While the results may be wearing on the team, the faith in each other doesn’t seem to be wavering.

“The losses are frustrating, but I don’t think we’re frustrated in the group we have,” Goodrich said. “I think we’re trying to build. We’re trying to keep being a better team and keep battling for each other.”

“It was like they lost the championship game. They were just beaten down. They wanted it so bad.”

The Cannons were in a similar situation in 2021, on the brink of missing the playoffs with two wins going into the final game against the Chrome, who also only had two wins. The victor of the final game would secure the final spot in the playoffs; that team would not be the Chrome, coached by Tim Soudan.

He remembers how difficult it was to navigate the end of the season.

“It’s stressful, because everybody’s competitors and when you just don’t have enough,” Soudan said. “You’ve proven that you can’t win those close games, and you’re coming close, and it’s just, you’re just lacking that much, you know, it is a frustrating situation.”
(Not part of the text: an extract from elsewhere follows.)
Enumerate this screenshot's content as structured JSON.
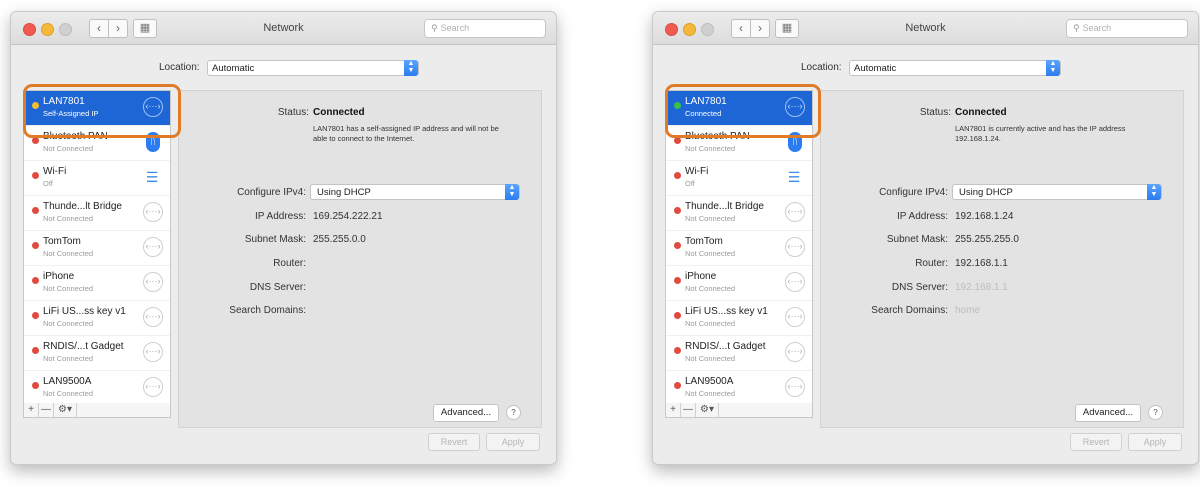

The Chrome fought an uphill battle right from the beginning in 2021. The team’s first-round draft pick, JT Giles-Harris (third overall), never made it to training camp because of an injury and Randy Staats, a highly anticipated addition from the player entry draft, suffered a season-ending injury during training camp. All-Star attackman Jordan Wolf suffered a season-ending injury during the first game of the season and veteran defenseman Jesse Bernhardt played in only three games all season – the first two and the final game – because of an injury.
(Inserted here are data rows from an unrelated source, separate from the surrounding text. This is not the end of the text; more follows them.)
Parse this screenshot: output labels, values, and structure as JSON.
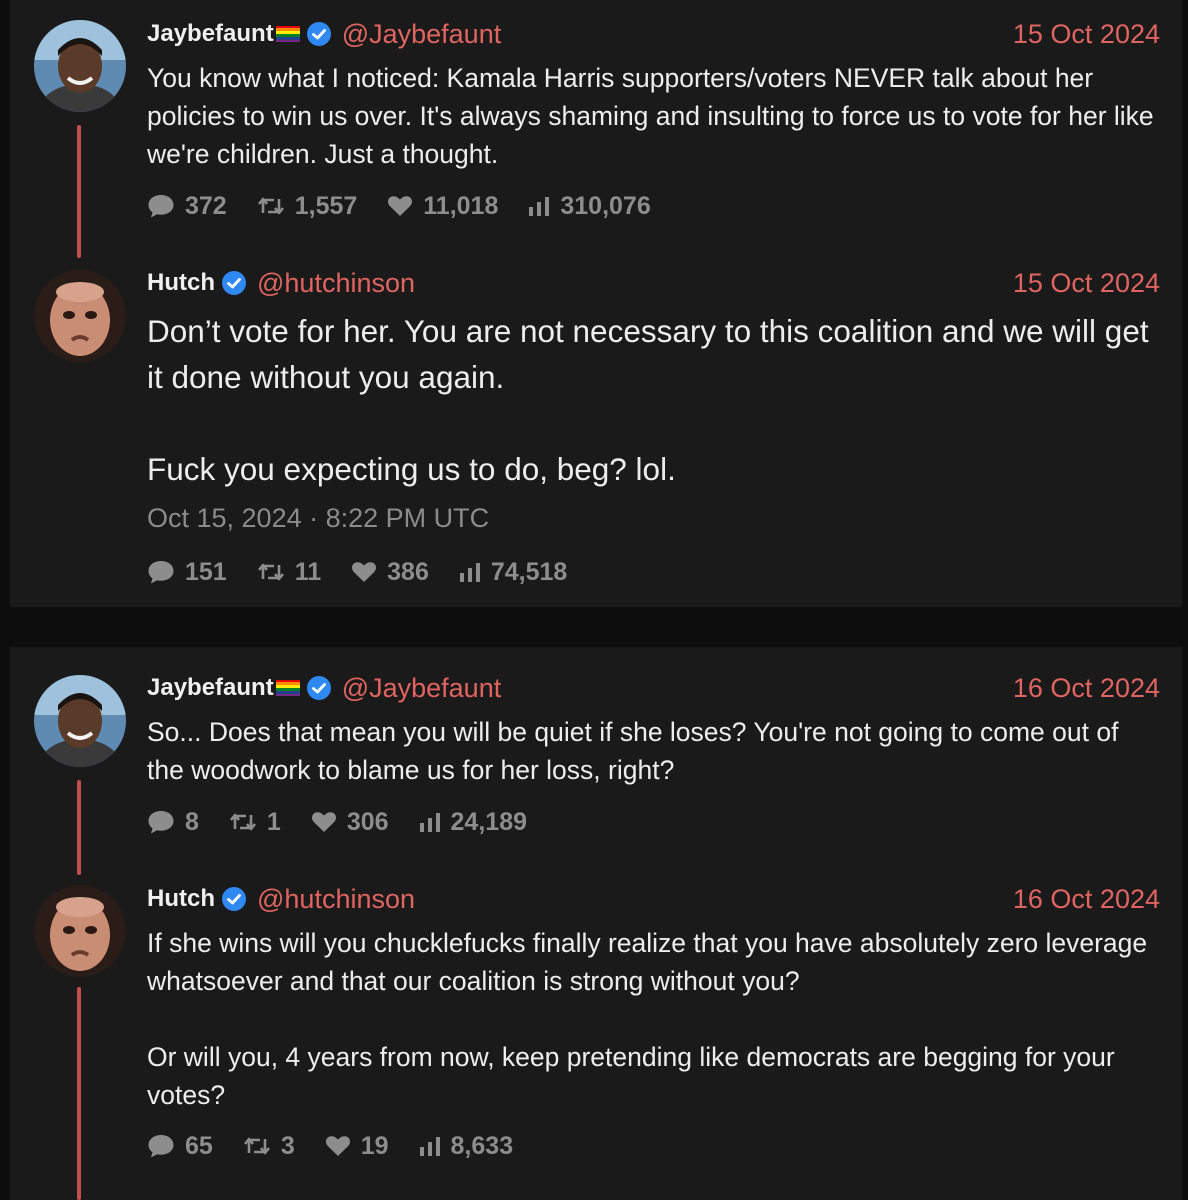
{
  "colors": {
    "accent": "#e0645f",
    "thread": "#c0504d",
    "verified": "#2e8af2",
    "stat": "#8d8d8d"
  },
  "icons": {
    "reply": "comment-icon",
    "retweet": "retweet-icon",
    "like": "heart-icon",
    "views": "views-icon",
    "verified": "verified-badge-icon",
    "flag": "rainbow-flag-icon"
  },
  "thread1": {
    "tweet1": {
      "name": "Jaybefaunt",
      "handle": "@Jaybefaunt",
      "date": "15 Oct 2024",
      "text": "You know what I noticed: Kamala Harris supporters/voters NEVER talk about her policies to win us over. It's always shaming and insulting to force us to vote for her like we're children. Just a thought.",
      "replies": "372",
      "retweets": "1,557",
      "likes": "11,018",
      "views": "310,076"
    },
    "tweet2": {
      "name": "Hutch",
      "handle": "@hutchinson",
      "date": "15 Oct 2024",
      "text": "Don’t vote for her. You are not necessary to this coalition and we will get it done without you again.\n\nFuck you expecting us to do, beg? lol.",
      "timestamp": "Oct 15, 2024 · 8:22 PM UTC",
      "replies": "151",
      "retweets": "11",
      "likes": "386",
      "views": "74,518"
    }
  },
  "thread2": {
    "tweet1": {
      "name": "Jaybefaunt",
      "handle": "@Jaybefaunt",
      "date": "16 Oct 2024",
      "text": "So... Does that mean you will be quiet if she loses? You're not going to come out of the woodwork to blame us for her loss, right?",
      "replies": "8",
      "retweets": "1",
      "likes": "306",
      "views": "24,189"
    },
    "tweet2": {
      "name": "Hutch",
      "handle": "@hutchinson",
      "date": "16 Oct 2024",
      "text": "If she wins will you chucklefucks finally realize that you have absolutely zero leverage whatsoever and that our coalition is strong without you?\n\nOr will you, 4 years from now, keep pretending like democrats are begging for your votes?",
      "replies": "65",
      "retweets": "3",
      "likes": "19",
      "views": "8,633"
    }
  }
}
As the losses mounted, Soudan said he really focused on building relationships with a lot of the new players on the team — players like Colin Heacock, Dylan Molloy, Justin Anderson, and Kevin Rogers — so that they hopefully could be counted on to be team leaders in 2022 and beyond.
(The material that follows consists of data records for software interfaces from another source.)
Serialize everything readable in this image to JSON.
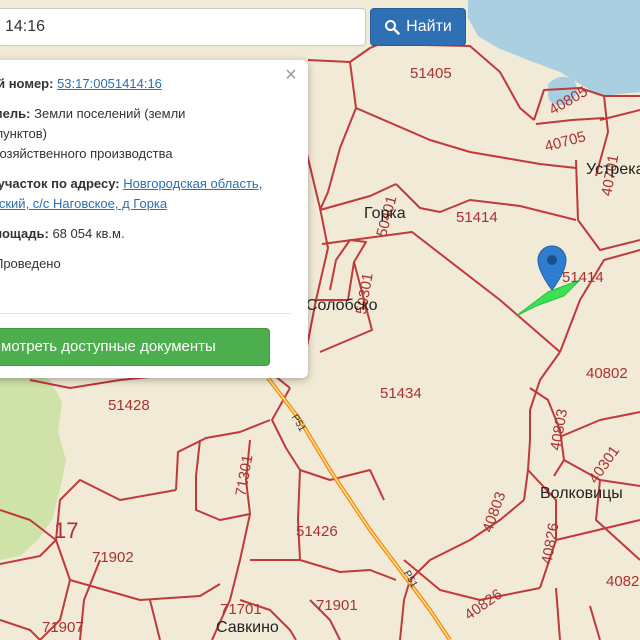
{
  "search": {
    "value": "14:16",
    "button_label": "Найти"
  },
  "popup": {
    "cad_label": "ый номер:",
    "cad_value": "53:17:0051414:16",
    "land_label": "емель:",
    "land_value_1": "Земли поселений (земли",
    "land_value_2": "х пунктов)",
    "land_value_3": "охозяйственного производства",
    "address_label": "й участок по адресу:",
    "address_link_1": "Новгородская область,",
    "address_link_2": "усский, с/с Наговское, д Горка",
    "area_label": "площадь:",
    "area_value": "68 054 кв.м.",
    "status_label": ":",
    "status_value": "Проведено",
    "docs_button": "мотреть доступные документы",
    "close_symbol": "×"
  },
  "map": {
    "parcels": [
      "51405",
      "40805",
      "40705",
      "40701",
      "51414",
      "50401",
      "51414",
      "50301",
      "40802",
      "51434",
      "51428",
      "40803",
      "40301",
      "71301",
      "40803",
      "40826",
      "40826",
      "51426",
      "71902",
      "71701",
      "71901",
      "71907",
      "4082"
    ],
    "places": [
      "Устрека",
      "Горка",
      "Солобско",
      "Волковицы",
      "Савкино"
    ],
    "roads": [
      "P51",
      "P51"
    ],
    "district_number": "17",
    "colors": {
      "land": "#f1ead6",
      "water": "#a9cfe0",
      "forest": "#cfe2a8",
      "boundary": "#c0393b",
      "road_outer": "#ee8a1e",
      "road_inner": "#ffe07a",
      "highlight": "#3de052",
      "marker": "#2f7dd1"
    }
  }
}
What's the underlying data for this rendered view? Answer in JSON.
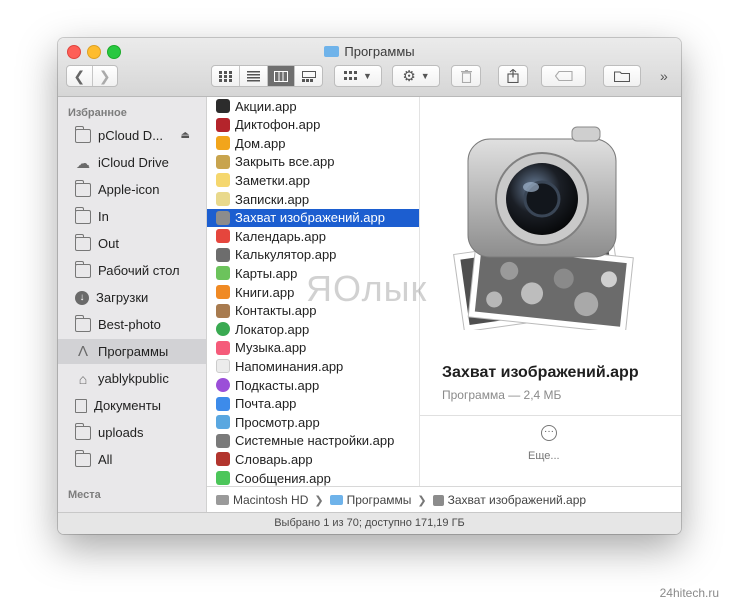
{
  "window": {
    "title": "Программы"
  },
  "toolbar": {
    "back_icon": "chevron-left",
    "forward_icon": "chevron-right",
    "view_icons": [
      "grid",
      "list",
      "columns",
      "gallery"
    ],
    "overflow_label": "»"
  },
  "sidebar": {
    "favorites_header": "Избранное",
    "places_header": "Места",
    "items": [
      {
        "label": "pCloud D...",
        "icon": "folder-icon"
      },
      {
        "label": "iCloud Drive",
        "icon": "cloud-icon"
      },
      {
        "label": "Apple-icon",
        "icon": "folder-icon"
      },
      {
        "label": "In",
        "icon": "folder-icon"
      },
      {
        "label": "Out",
        "icon": "folder-icon"
      },
      {
        "label": "Рабочий стол",
        "icon": "desktop-icon"
      },
      {
        "label": "Загрузки",
        "icon": "download-icon"
      },
      {
        "label": "Best-photo",
        "icon": "folder-icon"
      },
      {
        "label": "Программы",
        "icon": "applications-icon"
      },
      {
        "label": "yablykpublic",
        "icon": "home-icon"
      },
      {
        "label": "Документы",
        "icon": "documents-icon"
      },
      {
        "label": "uploads",
        "icon": "folder-icon"
      },
      {
        "label": "All",
        "icon": "folder-icon"
      }
    ],
    "selected_index": 8
  },
  "file_list": {
    "items": [
      {
        "label": "Акции.app",
        "color": "#2c2c2c"
      },
      {
        "label": "Диктофон.app",
        "color": "#b4242b"
      },
      {
        "label": "Дом.app",
        "color": "#f2a51b"
      },
      {
        "label": "Закрыть все.app",
        "color": "#c8a44e"
      },
      {
        "label": "Заметки.app",
        "color": "#f5d76e"
      },
      {
        "label": "Записки.app",
        "color": "#e9d98c"
      },
      {
        "label": "Захват изображений.app",
        "color": "#8c8c8c"
      },
      {
        "label": "Календарь.app",
        "color": "#e5463d"
      },
      {
        "label": "Калькулятор.app",
        "color": "#6d6d6d"
      },
      {
        "label": "Карты.app",
        "color": "#6cc35c"
      },
      {
        "label": "Книги.app",
        "color": "#f08a24"
      },
      {
        "label": "Контакты.app",
        "color": "#a87b4f"
      },
      {
        "label": "Локатор.app",
        "color": "#3aaa52"
      },
      {
        "label": "Музыка.app",
        "color": "#f55b7a"
      },
      {
        "label": "Напоминания.app",
        "color": "#ececec"
      },
      {
        "label": "Подкасты.app",
        "color": "#9b4fd8"
      },
      {
        "label": "Почта.app",
        "color": "#3d8bea"
      },
      {
        "label": "Просмотр.app",
        "color": "#5aa7e0"
      },
      {
        "label": "Системные настройки.app",
        "color": "#7a7a7a"
      },
      {
        "label": "Словарь.app",
        "color": "#b2352e"
      },
      {
        "label": "Сообщения.app",
        "color": "#4cc65a"
      }
    ],
    "selected_index": 6
  },
  "preview": {
    "name": "Захват изображений.app",
    "meta": "Программа — 2,4 МБ",
    "more_label": "Еще..."
  },
  "pathbar": {
    "segments": [
      "Macintosh HD",
      "Программы",
      "Захват изображений.app"
    ]
  },
  "status": {
    "text": "Выбрано 1 из 70; доступно 171,19 ГБ"
  },
  "watermark": "ЯОлык",
  "credit": "24hitech.ru"
}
“You just try to keep it positive, and I think that’s what the guys appreciated,” he said. “We competed the entire year to the point where you just try to create that culture and character. We were there right until the end.”

Focusing on relationships was one thing Zach Currier said the Waterdogs players focused on during the team’s one-win 2020 season.

Being an expansion team made up of a mixture of players from teams around the league can be a hard enough environment in which to create chemistry. Doing so during a shortened bubble season with four games in two weeks made it even more difficult.

“I didn’t really know how to play with Connor Kelly or Kieran McArdle and guys like that,” he said. “It was not much time at all it felt like we spent half of that in our hotel rooms quarantining.”

Despite the struggles each of those teams faced at the bottom of the standings and on long losing streaks, there is a small lifeline offered by the PLL in the form of a large playoff picture. Since the team expanded to eight teams, seven make the playoffs; in the 2020 Championship Series, all seven teams were invited to play in the playoffs.

Those formats have left all teams with something to play for at the end of the regular season, and with even the slightest of opportunities, something special can still happen, shown by the 2020 Chaos, who lost all four group play games before surprising the league and winning its elimination and semifinal games to secure a trip to the PLL championship game.

“At the end of the day, we’re all doing it because we love to compete and be a part of a team and effort to be a part of a championship,” Marrocco said. “When you have that little bit of hope that things could turn around, and you can make the playoffs, you have to give one percent more. You have to leave everything on the field.”

“One game gets you in [the playoffs], and then, once you’re in the playoffs, anything can happen,” Currier said. “In reality, you have to go out there and win one game, and if you break that down to each individual, you just have to win one matchup, whether it’s the faceoff guy or defenseman winning his matchup with an attackman or a shooter trying to win his matchup against the other goalie. When you’re in those tight games, it’s all about winning the tight matchups and doing whatever you can to help your team out. With the talent in this league, anybody can win any matchup on any day depending on how the ball is going that day.”